• Work required: Each entry is to be printed again word for word.

• Excerpted records:
──────

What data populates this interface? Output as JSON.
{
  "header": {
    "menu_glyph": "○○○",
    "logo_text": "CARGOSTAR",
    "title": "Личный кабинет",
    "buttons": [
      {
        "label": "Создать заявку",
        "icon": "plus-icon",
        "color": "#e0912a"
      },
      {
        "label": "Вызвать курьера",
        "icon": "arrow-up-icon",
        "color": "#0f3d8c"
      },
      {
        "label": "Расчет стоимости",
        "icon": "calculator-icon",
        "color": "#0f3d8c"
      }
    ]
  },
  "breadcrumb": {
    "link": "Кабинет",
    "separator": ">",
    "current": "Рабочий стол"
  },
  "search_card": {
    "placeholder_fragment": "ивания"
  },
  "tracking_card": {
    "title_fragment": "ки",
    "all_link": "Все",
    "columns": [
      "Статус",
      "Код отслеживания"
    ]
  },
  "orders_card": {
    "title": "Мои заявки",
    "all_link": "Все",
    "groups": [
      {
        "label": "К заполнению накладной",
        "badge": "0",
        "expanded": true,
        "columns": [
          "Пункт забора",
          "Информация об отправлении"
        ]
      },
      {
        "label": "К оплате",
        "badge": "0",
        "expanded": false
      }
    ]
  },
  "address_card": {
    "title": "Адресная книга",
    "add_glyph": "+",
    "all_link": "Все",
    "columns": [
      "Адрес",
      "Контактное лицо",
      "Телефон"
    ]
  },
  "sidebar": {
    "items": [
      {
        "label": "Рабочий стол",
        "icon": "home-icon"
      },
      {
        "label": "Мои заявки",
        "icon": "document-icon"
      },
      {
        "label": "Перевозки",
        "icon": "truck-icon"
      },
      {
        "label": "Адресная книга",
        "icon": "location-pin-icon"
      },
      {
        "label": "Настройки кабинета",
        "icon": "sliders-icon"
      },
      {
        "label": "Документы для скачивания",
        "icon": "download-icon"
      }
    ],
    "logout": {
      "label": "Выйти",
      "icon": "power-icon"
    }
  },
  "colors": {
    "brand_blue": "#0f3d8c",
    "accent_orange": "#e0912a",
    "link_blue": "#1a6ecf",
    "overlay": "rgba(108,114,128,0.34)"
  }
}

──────

• Result of the exercise:
What data populates this interface? Output as JSON.
{
  "header": {
    "menu_glyph": "○○○",
    "logo_text": "CARGOSTAR",
    "title": "Личный кабинет",
    "buttons": [
      {
        "label": "Создать заявку",
        "icon": "plus-icon",
        "color": "#e0912a"
      },
      {
        "label": "Вызвать курьера",
        "icon": "arrow-up-icon",
        "color": "#0f3d8c"
      },
      {
        "label": "Расчет стоимости",
        "icon": "calculator-icon",
        "color": "#0f3d8c"
      }
    ]
  },
  "breadcrumb": {
    "link": "Кабинет",
    "separator": ">",
    "current": "Рабочий стол"
  },
  "search_card": {
    "placeholder_fragment": "ивания"
  },
  "tracking_card": {
    "title_fragment": "ки",
    "all_link": "Все",
    "columns": [
      "Статус",
      "Код отслеживания"
    ]
  },
  "orders_card": {
    "title": "Мои заявки",
    "all_link": "Все",
    "groups": [
      {
        "label": "К заполнению накладной",
        "badge": "0",
        "expanded": true,
        "columns": [
          "Пункт забора",
          "Информация об отправлении"
        ]
      },
      {
        "label": "К оплате",
        "badge": "0",
        "expanded": false
      }
    ]
  },
  "address_card": {
    "title": "Адресная книга",
    "add_glyph": "+",
    "all_link": "Все",
    "columns": [
      "Адрес",
      "Контактное лицо",
      "Телефон"
    ]
  },
  "sidebar": {
    "items": [
      {
        "label": "Рабочий стол",
        "icon": "home-icon"
      },
      {
        "label": "Мои заявки",
        "icon": "document-icon"
      },
      {
        "label": "Перевозки",
        "icon": "truck-icon"
      },
      {
        "label": "Адресная книга",
        "icon": "location-pin-icon"
      },
      {
        "label": "Настройки кабинета",
        "icon": "sliders-icon"
      },
      {
        "label": "Документы для скачивания",
        "icon": "download-icon"
      }
    ],
    "logout": {
      "label": "Выйти",
      "icon": "power-icon"
    }
  },
  "colors": {
    "brand_blue": "#0f3d8c",
    "accent_orange": "#e0912a",
    "link_blue": "#1a6ecf",
    "overlay": "rgba(108,114,128,0.34)"
  }
}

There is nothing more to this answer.